Beginning with the first entry, set down each one exactly as shown.

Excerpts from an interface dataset
################

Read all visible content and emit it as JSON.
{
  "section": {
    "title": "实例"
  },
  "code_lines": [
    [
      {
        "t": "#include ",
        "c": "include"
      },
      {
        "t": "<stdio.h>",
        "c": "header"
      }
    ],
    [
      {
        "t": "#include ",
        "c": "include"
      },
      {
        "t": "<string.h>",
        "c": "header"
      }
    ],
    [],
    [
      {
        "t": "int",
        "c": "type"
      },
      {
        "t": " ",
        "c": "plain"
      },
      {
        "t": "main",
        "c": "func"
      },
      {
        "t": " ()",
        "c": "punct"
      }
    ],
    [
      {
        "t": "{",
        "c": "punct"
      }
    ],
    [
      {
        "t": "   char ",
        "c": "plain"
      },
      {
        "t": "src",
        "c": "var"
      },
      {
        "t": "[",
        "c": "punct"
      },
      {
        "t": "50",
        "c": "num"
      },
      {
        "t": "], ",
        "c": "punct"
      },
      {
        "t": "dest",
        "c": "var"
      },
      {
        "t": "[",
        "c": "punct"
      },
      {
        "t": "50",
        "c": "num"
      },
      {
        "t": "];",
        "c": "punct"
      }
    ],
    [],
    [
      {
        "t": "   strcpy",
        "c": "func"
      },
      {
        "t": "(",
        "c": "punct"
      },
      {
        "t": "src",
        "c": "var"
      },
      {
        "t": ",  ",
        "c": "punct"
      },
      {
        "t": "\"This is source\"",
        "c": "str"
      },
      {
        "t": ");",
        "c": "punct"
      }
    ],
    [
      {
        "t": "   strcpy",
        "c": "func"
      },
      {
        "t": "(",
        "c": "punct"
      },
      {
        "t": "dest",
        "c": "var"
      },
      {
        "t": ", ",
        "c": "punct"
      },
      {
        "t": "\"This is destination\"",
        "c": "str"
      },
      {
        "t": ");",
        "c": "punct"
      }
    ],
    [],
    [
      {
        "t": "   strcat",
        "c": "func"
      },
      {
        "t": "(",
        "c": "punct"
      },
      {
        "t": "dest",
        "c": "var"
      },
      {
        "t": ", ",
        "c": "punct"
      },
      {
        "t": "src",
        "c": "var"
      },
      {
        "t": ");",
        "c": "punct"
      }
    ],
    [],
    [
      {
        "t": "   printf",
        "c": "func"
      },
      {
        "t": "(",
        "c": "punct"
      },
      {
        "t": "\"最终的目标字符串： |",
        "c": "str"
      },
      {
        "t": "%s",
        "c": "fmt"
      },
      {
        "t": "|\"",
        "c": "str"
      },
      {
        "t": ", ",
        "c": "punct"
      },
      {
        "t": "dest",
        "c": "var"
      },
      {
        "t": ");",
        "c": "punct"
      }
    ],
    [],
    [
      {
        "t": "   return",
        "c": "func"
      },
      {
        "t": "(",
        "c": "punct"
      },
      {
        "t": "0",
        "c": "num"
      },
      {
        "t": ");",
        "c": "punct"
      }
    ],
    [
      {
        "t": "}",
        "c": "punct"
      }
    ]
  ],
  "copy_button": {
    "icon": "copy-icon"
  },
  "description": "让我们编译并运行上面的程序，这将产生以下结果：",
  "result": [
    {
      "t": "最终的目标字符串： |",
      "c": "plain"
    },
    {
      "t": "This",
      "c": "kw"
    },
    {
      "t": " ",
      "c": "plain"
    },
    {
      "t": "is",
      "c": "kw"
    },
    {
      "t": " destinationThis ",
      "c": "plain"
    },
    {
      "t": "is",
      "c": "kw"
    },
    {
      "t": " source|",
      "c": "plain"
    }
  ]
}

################

EXERCISE SOLUTION
Read all visible content and emit it as JSON.
{
  "section": {
    "title": "实例"
  },
  "code_lines": [
    [
      {
        "t": "#include ",
        "c": "include"
      },
      {
        "t": "<stdio.h>",
        "c": "header"
      }
    ],
    [
      {
        "t": "#include ",
        "c": "include"
      },
      {
        "t": "<string.h>",
        "c": "header"
      }
    ],
    [],
    [
      {
        "t": "int",
        "c": "type"
      },
      {
        "t": " ",
        "c": "plain"
      },
      {
        "t": "main",
        "c": "func"
      },
      {
        "t": " ()",
        "c": "punct"
      }
    ],
    [
      {
        "t": "{",
        "c": "punct"
      }
    ],
    [
      {
        "t": "   char ",
        "c": "plain"
      },
      {
        "t": "src",
        "c": "var"
      },
      {
        "t": "[",
        "c": "punct"
      },
      {
        "t": "50",
        "c": "num"
      },
      {
        "t": "], ",
        "c": "punct"
      },
      {
        "t": "dest",
        "c": "var"
      },
      {
        "t": "[",
        "c": "punct"
      },
      {
        "t": "50",
        "c": "num"
      },
      {
        "t": "];",
        "c": "punct"
      }
    ],
    [],
    [
      {
        "t": "   strcpy",
        "c": "func"
      },
      {
        "t": "(",
        "c": "punct"
      },
      {
        "t": "src",
        "c": "var"
      },
      {
        "t": ",  ",
        "c": "punct"
      },
      {
        "t": "\"This is source\"",
        "c": "str"
      },
      {
        "t": ");",
        "c": "punct"
      }
    ],
    [
      {
        "t": "   strcpy",
        "c": "func"
      },
      {
        "t": "(",
        "c": "punct"
      },
      {
        "t": "dest",
        "c": "var"
      },
      {
        "t": ", ",
        "c": "punct"
      },
      {
        "t": "\"This is destination\"",
        "c": "str"
      },
      {
        "t": ");",
        "c": "punct"
      }
    ],
    [],
    [
      {
        "t": "   strcat",
        "c": "func"
      },
      {
        "t": "(",
        "c": "punct"
      },
      {
        "t": "dest",
        "c": "var"
      },
      {
        "t": ", ",
        "c": "punct"
      },
      {
        "t": "src",
        "c": "var"
      },
      {
        "t": ");",
        "c": "punct"
      }
    ],
    [],
    [
      {
        "t": "   printf",
        "c": "func"
      },
      {
        "t": "(",
        "c": "punct"
      },
      {
        "t": "\"最终的目标字符串： |",
        "c": "str"
      },
      {
        "t": "%s",
        "c": "fmt"
      },
      {
        "t": "|\"",
        "c": "str"
      },
      {
        "t": ", ",
        "c": "punct"
      },
      {
        "t": "dest",
        "c": "var"
      },
      {
        "t": ");",
        "c": "punct"
      }
    ],
    [],
    [
      {
        "t": "   return",
        "c": "func"
      },
      {
        "t": "(",
        "c": "punct"
      },
      {
        "t": "0",
        "c": "num"
      },
      {
        "t": ");",
        "c": "punct"
      }
    ],
    [
      {
        "t": "}",
        "c": "punct"
      }
    ]
  ],
  "copy_button": {
    "icon": "copy-icon"
  },
  "description": "让我们编译并运行上面的程序，这将产生以下结果：",
  "result": [
    {
      "t": "最终的目标字符串： |",
      "c": "plain"
    },
    {
      "t": "This",
      "c": "kw"
    },
    {
      "t": " ",
      "c": "plain"
    },
    {
      "t": "is",
      "c": "kw"
    },
    {
      "t": " destinationThis ",
      "c": "plain"
    },
    {
      "t": "is",
      "c": "kw"
    },
    {
      "t": " source|",
      "c": "plain"
    }
  ]
}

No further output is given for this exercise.